Directions = For the entries below, count the lines that contain the word "icon" and reply with that number only.

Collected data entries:
*** Block opens ***

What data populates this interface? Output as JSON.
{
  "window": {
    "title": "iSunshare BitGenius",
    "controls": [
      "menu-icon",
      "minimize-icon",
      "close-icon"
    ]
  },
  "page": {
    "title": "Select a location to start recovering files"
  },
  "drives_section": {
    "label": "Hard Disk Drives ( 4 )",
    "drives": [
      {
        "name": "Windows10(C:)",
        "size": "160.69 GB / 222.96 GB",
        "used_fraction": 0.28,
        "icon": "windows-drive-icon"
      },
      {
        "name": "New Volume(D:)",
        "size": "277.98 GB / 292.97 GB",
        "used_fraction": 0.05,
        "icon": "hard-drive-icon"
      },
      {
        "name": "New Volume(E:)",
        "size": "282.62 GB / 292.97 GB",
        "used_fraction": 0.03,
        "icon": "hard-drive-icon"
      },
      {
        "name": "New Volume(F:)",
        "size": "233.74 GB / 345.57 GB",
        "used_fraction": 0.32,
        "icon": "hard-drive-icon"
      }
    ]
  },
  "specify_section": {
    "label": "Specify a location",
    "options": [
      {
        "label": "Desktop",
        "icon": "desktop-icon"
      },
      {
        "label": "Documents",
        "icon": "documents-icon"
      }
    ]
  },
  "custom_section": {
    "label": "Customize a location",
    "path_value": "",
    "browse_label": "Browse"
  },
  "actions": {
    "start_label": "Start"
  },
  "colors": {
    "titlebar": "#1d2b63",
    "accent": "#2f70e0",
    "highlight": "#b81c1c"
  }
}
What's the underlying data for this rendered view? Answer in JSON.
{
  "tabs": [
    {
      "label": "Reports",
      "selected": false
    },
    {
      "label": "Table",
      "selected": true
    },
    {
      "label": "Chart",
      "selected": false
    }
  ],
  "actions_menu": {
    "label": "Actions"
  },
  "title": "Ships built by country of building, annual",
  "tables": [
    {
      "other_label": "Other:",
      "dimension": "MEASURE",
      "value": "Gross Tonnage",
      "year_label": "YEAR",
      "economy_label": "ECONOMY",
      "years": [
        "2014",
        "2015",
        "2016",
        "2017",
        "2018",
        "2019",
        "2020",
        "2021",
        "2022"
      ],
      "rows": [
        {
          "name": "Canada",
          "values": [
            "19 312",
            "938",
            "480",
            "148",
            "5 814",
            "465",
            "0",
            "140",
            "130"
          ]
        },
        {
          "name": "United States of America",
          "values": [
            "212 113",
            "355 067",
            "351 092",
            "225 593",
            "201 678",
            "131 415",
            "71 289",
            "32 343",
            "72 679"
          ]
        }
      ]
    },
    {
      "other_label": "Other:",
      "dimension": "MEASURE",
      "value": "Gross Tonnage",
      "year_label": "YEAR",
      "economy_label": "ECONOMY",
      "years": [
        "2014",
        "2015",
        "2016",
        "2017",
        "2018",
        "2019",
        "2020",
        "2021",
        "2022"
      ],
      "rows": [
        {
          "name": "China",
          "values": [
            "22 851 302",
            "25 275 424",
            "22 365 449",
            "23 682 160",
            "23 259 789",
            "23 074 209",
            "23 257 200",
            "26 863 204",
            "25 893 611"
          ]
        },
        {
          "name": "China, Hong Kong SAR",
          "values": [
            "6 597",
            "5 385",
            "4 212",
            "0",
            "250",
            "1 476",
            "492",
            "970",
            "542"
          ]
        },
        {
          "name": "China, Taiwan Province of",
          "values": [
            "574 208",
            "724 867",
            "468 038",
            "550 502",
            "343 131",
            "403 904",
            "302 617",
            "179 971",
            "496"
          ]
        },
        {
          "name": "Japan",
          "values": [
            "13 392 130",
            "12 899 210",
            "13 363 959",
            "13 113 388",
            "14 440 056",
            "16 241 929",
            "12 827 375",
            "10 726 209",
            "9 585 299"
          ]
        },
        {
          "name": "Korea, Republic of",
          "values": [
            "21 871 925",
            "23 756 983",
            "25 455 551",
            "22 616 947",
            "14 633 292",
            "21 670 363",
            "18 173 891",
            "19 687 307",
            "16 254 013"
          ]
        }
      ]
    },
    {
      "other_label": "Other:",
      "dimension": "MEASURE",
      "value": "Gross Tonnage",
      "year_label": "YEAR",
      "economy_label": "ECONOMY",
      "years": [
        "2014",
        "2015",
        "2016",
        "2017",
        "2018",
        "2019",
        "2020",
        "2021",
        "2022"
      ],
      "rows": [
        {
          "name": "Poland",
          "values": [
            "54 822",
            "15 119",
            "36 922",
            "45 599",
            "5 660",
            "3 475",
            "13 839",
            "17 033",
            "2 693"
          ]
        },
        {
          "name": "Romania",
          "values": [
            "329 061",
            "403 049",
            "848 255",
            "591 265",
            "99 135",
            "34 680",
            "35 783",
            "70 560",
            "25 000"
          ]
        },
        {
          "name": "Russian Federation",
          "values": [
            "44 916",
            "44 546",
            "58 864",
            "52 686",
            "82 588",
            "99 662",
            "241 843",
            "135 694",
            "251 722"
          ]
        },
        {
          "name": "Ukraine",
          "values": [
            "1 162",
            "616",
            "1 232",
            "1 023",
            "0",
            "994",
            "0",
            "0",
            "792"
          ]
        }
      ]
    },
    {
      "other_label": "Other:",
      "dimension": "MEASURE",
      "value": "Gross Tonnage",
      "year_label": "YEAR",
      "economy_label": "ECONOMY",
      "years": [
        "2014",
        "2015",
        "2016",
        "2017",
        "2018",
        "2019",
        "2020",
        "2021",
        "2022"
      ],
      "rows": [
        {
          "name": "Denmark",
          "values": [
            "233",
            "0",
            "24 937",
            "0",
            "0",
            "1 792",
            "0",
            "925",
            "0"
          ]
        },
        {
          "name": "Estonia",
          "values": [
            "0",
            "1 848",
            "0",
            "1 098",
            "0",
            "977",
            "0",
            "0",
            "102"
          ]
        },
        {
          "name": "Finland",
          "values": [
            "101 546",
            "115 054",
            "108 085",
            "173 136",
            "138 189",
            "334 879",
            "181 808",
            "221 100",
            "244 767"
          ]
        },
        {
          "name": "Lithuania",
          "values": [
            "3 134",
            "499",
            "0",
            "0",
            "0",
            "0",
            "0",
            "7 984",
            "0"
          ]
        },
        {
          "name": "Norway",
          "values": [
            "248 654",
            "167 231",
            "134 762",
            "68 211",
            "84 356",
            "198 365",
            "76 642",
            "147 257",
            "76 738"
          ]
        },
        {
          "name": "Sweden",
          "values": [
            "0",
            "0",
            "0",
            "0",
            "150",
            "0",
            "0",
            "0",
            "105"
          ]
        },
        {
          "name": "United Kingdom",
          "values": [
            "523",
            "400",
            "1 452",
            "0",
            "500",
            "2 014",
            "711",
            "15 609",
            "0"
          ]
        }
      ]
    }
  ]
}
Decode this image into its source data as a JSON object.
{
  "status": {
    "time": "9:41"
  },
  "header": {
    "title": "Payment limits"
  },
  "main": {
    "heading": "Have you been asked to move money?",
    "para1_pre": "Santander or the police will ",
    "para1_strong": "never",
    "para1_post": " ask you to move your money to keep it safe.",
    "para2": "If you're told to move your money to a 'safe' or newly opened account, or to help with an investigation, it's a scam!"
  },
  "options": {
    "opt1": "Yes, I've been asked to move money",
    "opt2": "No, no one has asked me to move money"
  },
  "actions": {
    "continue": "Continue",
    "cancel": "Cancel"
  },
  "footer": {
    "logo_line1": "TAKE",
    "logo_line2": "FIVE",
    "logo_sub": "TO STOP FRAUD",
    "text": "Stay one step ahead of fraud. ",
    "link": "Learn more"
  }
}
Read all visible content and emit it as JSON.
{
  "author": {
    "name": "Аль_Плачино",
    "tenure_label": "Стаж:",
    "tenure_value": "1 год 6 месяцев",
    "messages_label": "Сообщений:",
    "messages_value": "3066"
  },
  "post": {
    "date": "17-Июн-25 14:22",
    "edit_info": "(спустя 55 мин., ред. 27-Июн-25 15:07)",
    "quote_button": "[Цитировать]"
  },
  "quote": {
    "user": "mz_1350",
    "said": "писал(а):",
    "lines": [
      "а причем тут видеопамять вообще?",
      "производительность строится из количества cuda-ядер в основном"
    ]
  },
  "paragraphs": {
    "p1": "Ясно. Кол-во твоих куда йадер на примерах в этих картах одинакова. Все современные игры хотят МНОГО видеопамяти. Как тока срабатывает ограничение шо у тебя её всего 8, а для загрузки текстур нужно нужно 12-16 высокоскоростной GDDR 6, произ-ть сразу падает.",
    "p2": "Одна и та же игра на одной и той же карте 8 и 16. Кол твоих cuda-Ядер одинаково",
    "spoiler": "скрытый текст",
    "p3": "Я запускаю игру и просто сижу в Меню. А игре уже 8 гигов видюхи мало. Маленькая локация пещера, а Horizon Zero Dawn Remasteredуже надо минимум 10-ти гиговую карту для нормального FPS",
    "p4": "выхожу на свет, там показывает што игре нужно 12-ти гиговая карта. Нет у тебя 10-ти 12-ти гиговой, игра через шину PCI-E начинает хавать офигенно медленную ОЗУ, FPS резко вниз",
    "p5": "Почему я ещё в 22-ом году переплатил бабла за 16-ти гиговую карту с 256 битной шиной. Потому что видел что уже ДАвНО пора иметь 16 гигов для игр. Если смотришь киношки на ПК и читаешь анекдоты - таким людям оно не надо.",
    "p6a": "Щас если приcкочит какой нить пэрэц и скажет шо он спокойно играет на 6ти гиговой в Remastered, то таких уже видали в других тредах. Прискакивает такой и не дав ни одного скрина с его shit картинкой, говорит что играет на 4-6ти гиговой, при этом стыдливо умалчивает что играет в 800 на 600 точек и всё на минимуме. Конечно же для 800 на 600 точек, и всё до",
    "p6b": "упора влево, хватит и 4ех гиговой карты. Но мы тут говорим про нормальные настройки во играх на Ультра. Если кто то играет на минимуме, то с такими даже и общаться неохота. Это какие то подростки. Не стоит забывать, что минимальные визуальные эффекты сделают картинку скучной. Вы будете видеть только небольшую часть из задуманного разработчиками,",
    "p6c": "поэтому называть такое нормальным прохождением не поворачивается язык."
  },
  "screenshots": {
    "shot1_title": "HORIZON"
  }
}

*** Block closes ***

Answer below = 9